*Work required*: Copy out every line of the data that has the word "structured" somewhere in it.

*Available data*:
━━━━━━━━━━━━━━━━

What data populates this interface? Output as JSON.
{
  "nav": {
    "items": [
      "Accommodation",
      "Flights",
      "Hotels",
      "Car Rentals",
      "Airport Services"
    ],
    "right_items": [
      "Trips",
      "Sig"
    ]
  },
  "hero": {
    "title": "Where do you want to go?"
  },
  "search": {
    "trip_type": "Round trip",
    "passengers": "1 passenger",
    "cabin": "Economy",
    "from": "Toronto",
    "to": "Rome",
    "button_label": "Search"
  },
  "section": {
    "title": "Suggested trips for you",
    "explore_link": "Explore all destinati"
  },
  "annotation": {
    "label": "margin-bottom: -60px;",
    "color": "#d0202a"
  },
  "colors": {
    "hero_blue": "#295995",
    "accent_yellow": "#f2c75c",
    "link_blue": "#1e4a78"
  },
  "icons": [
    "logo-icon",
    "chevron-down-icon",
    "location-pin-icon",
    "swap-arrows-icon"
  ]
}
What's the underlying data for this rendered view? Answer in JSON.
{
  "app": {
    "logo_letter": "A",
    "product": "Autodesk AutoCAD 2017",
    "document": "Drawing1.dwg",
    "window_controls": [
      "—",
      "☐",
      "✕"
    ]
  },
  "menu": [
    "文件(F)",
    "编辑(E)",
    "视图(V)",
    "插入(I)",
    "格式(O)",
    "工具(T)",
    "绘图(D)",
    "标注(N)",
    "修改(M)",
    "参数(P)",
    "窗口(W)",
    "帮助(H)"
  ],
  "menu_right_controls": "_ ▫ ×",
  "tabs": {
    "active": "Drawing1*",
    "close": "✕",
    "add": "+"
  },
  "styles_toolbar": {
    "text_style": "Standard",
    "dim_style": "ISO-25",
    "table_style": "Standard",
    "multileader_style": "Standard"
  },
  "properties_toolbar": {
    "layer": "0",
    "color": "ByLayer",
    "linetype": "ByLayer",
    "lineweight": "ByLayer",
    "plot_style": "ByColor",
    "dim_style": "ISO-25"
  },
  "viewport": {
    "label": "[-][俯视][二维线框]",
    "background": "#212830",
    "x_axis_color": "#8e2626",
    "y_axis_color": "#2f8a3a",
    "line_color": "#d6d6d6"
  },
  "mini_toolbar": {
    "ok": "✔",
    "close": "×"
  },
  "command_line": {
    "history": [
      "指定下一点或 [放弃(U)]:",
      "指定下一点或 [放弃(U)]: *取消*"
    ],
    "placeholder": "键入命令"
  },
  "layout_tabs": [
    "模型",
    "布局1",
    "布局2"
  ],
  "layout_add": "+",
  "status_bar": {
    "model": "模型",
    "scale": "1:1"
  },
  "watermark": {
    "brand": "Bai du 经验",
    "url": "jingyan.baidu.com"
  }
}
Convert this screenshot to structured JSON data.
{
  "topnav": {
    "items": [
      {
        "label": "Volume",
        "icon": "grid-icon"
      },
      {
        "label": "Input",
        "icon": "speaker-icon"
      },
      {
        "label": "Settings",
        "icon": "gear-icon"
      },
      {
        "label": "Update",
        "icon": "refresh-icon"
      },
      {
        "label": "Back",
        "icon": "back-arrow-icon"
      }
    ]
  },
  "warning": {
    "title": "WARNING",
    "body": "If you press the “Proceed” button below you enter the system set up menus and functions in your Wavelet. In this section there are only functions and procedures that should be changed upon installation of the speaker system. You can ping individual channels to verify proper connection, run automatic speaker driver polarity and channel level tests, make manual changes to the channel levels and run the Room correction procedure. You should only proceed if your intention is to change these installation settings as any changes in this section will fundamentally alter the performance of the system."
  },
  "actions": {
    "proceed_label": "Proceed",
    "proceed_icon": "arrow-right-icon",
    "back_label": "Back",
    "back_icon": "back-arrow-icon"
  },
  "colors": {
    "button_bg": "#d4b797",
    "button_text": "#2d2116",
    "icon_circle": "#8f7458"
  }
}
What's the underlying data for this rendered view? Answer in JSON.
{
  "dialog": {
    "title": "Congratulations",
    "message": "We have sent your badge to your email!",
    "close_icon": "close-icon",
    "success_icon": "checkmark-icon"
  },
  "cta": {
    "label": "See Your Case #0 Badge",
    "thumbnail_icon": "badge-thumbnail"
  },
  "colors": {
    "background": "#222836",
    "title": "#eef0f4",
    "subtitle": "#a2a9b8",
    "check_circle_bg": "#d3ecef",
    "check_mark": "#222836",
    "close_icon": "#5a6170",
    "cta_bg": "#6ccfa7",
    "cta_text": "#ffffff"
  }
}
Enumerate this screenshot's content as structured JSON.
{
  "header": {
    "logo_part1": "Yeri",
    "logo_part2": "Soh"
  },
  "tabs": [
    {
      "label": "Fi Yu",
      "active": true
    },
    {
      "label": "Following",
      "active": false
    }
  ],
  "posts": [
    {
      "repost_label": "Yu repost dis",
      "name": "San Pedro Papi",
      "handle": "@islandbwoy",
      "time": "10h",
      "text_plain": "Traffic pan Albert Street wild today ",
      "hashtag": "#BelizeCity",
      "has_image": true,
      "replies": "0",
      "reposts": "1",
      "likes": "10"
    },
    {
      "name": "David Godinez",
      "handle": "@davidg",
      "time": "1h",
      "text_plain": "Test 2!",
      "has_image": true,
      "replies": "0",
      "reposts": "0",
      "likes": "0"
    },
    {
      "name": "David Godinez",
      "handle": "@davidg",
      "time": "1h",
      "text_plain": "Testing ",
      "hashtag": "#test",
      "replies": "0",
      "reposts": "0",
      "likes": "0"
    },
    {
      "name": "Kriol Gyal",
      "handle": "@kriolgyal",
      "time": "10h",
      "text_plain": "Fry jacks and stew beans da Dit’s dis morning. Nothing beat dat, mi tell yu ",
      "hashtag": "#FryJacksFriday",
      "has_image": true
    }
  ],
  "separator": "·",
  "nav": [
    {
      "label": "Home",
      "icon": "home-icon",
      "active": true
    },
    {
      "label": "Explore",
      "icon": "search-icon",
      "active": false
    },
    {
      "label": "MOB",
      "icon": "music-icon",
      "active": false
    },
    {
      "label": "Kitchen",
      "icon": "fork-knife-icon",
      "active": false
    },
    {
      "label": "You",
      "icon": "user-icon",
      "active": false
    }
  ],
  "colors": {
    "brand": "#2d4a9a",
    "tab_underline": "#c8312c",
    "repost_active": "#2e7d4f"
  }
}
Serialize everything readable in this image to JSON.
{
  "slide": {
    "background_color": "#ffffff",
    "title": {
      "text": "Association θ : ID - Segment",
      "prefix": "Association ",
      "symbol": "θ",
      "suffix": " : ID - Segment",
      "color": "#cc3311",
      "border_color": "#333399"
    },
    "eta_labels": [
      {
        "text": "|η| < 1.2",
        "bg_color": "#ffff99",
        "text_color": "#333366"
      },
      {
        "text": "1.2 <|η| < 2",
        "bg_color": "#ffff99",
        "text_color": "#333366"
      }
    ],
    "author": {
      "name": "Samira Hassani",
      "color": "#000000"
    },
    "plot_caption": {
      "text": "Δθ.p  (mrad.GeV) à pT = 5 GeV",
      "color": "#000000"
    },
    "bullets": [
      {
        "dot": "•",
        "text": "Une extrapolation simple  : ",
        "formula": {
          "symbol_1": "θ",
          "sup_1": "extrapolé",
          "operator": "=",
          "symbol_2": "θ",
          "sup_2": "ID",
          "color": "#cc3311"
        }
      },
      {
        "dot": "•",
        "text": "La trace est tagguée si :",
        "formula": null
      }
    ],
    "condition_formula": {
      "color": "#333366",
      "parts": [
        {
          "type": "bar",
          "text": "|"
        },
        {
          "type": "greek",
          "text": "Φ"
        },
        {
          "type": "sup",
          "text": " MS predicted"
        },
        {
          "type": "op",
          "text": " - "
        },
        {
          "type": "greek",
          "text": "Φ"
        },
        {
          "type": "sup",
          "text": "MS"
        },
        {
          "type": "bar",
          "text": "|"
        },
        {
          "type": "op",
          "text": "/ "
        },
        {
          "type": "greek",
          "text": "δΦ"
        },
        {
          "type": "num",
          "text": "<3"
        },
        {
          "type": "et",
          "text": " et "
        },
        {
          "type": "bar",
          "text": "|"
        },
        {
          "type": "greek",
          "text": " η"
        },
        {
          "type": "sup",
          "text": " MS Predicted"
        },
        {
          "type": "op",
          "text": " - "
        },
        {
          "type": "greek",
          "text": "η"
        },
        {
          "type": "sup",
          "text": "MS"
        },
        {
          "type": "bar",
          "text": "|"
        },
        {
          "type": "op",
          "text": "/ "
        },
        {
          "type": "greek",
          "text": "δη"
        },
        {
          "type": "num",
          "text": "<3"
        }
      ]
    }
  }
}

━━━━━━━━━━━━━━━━

*Finished task*:
Convert this screenshot to structured JSON data.
Enumerate this screenshot's content as structured JSON.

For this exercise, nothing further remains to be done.